Ed Miliband has decided to open the Labour conference with a policy! A policy to reduce the cap on tuition fees from £6000 to £9000, you can read all about it here, in the Observer. I wrote on my feelings on tuition fees back here.Miliband’s is a somewhat surprising move; Liberal Democrats battered by this issue, will be bemused to discover that all that ire could have been deflected by the simple expedient of only doubling the tuition fee cap, rather than tripling it. The BBC has helpfully been starting their reporting of this issue with the words “Labour, who introduced tuition fees and then tripled the cap…”.
The policy is to be paid for by not cutting corporation tax on banks, as it will be for all other companies, and by increasing the interest on the student loans for those earning more than Miliband believes his supporters will earn.
The policy odd for a couple of reasons:
- Is this seriously the most important policy area to address? I’d have thought ideas on “going for growth” would be far more important. Or maybe undoing one of those many “attacks” on vulnerable groups.
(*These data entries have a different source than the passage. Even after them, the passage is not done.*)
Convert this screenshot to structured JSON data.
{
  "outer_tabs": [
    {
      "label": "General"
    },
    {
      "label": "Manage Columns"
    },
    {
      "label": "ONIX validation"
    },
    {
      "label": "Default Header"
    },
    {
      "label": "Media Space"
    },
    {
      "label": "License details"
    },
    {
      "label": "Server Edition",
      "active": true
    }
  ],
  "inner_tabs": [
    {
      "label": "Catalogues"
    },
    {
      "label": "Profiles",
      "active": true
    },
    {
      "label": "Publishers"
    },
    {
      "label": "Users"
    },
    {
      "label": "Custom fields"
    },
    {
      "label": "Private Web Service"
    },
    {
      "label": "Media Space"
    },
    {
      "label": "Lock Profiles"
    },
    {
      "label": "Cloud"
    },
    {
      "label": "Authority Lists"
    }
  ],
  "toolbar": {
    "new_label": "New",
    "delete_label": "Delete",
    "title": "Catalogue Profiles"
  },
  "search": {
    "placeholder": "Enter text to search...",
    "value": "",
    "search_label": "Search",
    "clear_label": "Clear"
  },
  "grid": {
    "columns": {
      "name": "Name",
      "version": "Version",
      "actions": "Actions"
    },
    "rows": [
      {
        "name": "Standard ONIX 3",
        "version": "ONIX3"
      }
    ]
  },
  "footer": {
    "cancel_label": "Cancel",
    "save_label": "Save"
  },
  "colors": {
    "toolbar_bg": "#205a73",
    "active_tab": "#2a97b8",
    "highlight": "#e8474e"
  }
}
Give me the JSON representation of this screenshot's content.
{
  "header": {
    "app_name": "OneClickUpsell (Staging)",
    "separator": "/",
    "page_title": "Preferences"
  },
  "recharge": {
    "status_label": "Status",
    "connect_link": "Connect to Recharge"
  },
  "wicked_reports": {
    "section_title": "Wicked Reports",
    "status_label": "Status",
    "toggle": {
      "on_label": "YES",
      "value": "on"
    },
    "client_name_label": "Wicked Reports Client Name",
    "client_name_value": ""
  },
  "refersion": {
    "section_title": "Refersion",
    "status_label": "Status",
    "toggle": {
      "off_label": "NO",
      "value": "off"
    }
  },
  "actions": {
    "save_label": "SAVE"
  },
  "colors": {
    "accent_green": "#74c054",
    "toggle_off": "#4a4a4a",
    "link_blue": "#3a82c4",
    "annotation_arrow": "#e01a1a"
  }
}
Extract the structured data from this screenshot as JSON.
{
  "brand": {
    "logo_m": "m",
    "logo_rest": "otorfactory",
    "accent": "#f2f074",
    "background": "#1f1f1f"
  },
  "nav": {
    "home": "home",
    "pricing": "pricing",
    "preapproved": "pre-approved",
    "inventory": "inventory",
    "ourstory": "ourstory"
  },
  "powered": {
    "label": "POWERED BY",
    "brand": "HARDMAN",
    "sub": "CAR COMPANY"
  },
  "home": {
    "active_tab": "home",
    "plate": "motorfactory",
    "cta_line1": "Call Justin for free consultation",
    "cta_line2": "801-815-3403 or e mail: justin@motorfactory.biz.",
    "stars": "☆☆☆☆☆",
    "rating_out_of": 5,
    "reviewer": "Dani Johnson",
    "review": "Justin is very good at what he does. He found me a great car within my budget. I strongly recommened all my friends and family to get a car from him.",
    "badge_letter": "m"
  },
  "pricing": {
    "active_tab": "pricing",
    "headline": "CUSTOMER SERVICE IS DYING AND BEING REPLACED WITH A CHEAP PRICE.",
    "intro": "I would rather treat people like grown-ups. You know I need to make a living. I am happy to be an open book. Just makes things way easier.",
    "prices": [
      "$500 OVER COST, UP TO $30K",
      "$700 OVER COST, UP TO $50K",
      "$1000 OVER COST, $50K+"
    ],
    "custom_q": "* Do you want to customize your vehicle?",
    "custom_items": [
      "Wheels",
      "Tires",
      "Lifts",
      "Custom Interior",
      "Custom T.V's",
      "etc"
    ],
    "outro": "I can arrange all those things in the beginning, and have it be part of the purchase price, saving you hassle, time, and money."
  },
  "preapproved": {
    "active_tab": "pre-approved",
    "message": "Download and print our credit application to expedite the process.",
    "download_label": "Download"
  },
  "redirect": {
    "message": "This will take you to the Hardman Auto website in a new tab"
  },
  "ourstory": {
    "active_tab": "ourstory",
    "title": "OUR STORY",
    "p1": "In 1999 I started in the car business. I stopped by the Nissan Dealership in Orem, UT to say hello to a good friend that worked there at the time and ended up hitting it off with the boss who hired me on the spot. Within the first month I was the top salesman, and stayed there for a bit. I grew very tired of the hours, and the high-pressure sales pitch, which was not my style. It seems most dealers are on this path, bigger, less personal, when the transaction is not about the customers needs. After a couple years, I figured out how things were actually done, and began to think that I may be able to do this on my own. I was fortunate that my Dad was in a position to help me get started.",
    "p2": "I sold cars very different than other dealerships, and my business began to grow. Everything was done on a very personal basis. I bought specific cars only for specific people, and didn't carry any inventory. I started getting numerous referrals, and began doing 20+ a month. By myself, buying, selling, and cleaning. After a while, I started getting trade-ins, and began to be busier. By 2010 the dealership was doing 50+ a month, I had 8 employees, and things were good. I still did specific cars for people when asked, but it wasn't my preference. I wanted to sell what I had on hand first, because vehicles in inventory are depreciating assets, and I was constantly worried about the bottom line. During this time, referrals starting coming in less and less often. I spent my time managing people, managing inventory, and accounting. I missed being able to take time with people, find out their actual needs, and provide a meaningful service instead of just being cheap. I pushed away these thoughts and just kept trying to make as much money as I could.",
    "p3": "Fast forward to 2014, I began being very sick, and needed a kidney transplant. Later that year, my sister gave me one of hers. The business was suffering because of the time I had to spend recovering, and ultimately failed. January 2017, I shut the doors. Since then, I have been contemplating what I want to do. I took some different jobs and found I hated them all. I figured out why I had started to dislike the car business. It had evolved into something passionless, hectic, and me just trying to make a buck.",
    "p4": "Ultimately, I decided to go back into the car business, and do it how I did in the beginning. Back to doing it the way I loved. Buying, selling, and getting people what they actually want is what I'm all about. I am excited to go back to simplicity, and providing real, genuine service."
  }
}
- It really doesn’t represent a change in principle to the policy being implemented now, just a fiddling with the cap.
- It’s quite transparently another attempt at a political kick at the Liberal Democrats.
My personal opinion on “going for growth” is that there is relatively little government can do to boost growth in the medium term, it can spend in the short term to produce a transient increase but with a deficit as high as ours then is this really a good idea? If we could reliably produce growth by policy, then don’t you think we might be a tiny bit better at predicting growth given known policy? As it stands predicts of GDP growth by pretty much anyone are about as good as could be expected by a monkey throwing sticks at a board.
To me the big problem for Labour is the quote later in the article:
He [Ed Miliband] insisted he would stick to his central message that the coalition is cutting too far and too fast, without providing more detail of where Labour would withhold funding.
An observer would be entirely justified in thinking that Labour’s policy is for no cuts, and tax-raising solely on banks and the unfeasible wealthy, both ultimately rather small sources of income even if you jack up rates to very high levels. Given this, and the “revelations” that the Labour top team fought like ferrets in a sack over deficit reduction before leaving power it is unsurprising that they have little economic credibility.